→ Data to examine

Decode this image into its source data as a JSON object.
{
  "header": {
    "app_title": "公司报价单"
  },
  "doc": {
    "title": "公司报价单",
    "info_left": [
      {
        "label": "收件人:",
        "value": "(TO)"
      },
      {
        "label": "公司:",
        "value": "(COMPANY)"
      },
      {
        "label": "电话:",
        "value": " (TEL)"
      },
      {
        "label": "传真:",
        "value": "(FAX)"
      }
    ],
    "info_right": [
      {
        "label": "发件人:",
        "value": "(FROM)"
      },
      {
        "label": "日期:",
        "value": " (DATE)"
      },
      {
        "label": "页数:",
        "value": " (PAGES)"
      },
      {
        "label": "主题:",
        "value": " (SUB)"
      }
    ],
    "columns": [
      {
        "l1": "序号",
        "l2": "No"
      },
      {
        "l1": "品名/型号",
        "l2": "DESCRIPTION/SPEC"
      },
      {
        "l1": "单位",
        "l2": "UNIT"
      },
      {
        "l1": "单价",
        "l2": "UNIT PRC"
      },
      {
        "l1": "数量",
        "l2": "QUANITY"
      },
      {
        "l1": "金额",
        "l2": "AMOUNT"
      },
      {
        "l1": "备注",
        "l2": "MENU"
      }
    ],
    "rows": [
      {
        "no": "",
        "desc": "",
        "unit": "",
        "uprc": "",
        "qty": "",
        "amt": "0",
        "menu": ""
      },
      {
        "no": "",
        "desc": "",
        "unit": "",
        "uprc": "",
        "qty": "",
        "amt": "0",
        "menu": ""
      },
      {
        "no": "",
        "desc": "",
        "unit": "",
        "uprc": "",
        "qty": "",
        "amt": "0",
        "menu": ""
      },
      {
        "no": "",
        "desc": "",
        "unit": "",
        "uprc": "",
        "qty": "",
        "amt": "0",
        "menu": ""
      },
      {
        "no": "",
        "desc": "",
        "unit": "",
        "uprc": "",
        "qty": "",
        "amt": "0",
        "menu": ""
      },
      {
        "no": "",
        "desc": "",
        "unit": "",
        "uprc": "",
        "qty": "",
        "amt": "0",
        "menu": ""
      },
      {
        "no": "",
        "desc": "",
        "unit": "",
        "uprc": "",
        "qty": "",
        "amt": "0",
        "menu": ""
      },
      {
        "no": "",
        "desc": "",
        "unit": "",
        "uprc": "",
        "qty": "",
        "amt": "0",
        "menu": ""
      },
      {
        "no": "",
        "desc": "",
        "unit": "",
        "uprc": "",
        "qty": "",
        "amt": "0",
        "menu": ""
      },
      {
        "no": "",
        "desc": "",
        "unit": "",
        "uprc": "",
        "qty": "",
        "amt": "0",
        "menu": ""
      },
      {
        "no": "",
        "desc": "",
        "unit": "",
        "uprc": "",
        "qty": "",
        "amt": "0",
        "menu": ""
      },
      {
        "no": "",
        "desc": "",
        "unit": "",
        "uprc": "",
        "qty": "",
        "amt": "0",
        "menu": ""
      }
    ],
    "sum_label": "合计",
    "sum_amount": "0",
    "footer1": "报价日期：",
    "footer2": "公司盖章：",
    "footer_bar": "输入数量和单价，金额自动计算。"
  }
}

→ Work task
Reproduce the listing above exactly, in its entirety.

→ Solution to this problem
Decode this image into its source data as a JSON object.
{
  "header": {
    "app_title": "公司报价单"
  },
  "doc": {
    "title": "公司报价单",
    "info_left": [
      {
        "label": "收件人:",
        "value": "(TO)"
      },
      {
        "label": "公司:",
        "value": "(COMPANY)"
      },
      {
        "label": "电话:",
        "value": " (TEL)"
      },
      {
        "label": "传真:",
        "value": "(FAX)"
      }
    ],
    "info_right": [
      {
        "label": "发件人:",
        "value": "(FROM)"
      },
      {
        "label": "日期:",
        "value": " (DATE)"
      },
      {
        "label": "页数:",
        "value": " (PAGES)"
      },
      {
        "label": "主题:",
        "value": " (SUB)"
      }
    ],
    "columns": [
      {
        "l1": "序号",
        "l2": "No"
      },
      {
        "l1": "品名/型号",
        "l2": "DESCRIPTION/SPEC"
      },
      {
        "l1": "单位",
        "l2": "UNIT"
      },
      {
        "l1": "单价",
        "l2": "UNIT PRC"
      },
      {
        "l1": "数量",
        "l2": "QUANITY"
      },
      {
        "l1": "金额",
        "l2": "AMOUNT"
      },
      {
        "l1": "备注",
        "l2": "MENU"
      }
    ],
    "rows": [
      {
        "no": "",
        "desc": "",
        "unit": "",
        "uprc": "",
        "qty": "",
        "amt": "0",
        "menu": ""
      },
      {
        "no": "",
        "desc": "",
        "unit": "",
        "uprc": "",
        "qty": "",
        "amt": "0",
        "menu": ""
      },
      {
        "no": "",
        "desc": "",
        "unit": "",
        "uprc": "",
        "qty": "",
        "amt": "0",
        "menu": ""
      },
      {
        "no": "",
        "desc": "",
        "unit": "",
        "uprc": "",
        "qty": "",
        "amt": "0",
        "menu": ""
      },
      {
        "no": "",
        "desc": "",
        "unit": "",
        "uprc": "",
        "qty": "",
        "amt": "0",
        "menu": ""
      },
      {
        "no": "",
        "desc": "",
        "unit": "",
        "uprc": "",
        "qty": "",
        "amt": "0",
        "menu": ""
      },
      {
        "no": "",
        "desc": "",
        "unit": "",
        "uprc": "",
        "qty": "",
        "amt": "0",
        "menu": ""
      },
      {
        "no": "",
        "desc": "",
        "unit": "",
        "uprc": "",
        "qty": "",
        "amt": "0",
        "menu": ""
      },
      {
        "no": "",
        "desc": "",
        "unit": "",
        "uprc": "",
        "qty": "",
        "amt": "0",
        "menu": ""
      },
      {
        "no": "",
        "desc": "",
        "unit": "",
        "uprc": "",
        "qty": "",
        "amt": "0",
        "menu": ""
      },
      {
        "no": "",
        "desc": "",
        "unit": "",
        "uprc": "",
        "qty": "",
        "amt": "0",
        "menu": ""
      },
      {
        "no": "",
        "desc": "",
        "unit": "",
        "uprc": "",
        "qty": "",
        "amt": "0",
        "menu": ""
      }
    ],
    "sum_label": "合计",
    "sum_amount": "0",
    "footer1": "报价日期：",
    "footer2": "公司盖章：",
    "footer_bar": "输入数量和单价，金额自动计算。"
  }
}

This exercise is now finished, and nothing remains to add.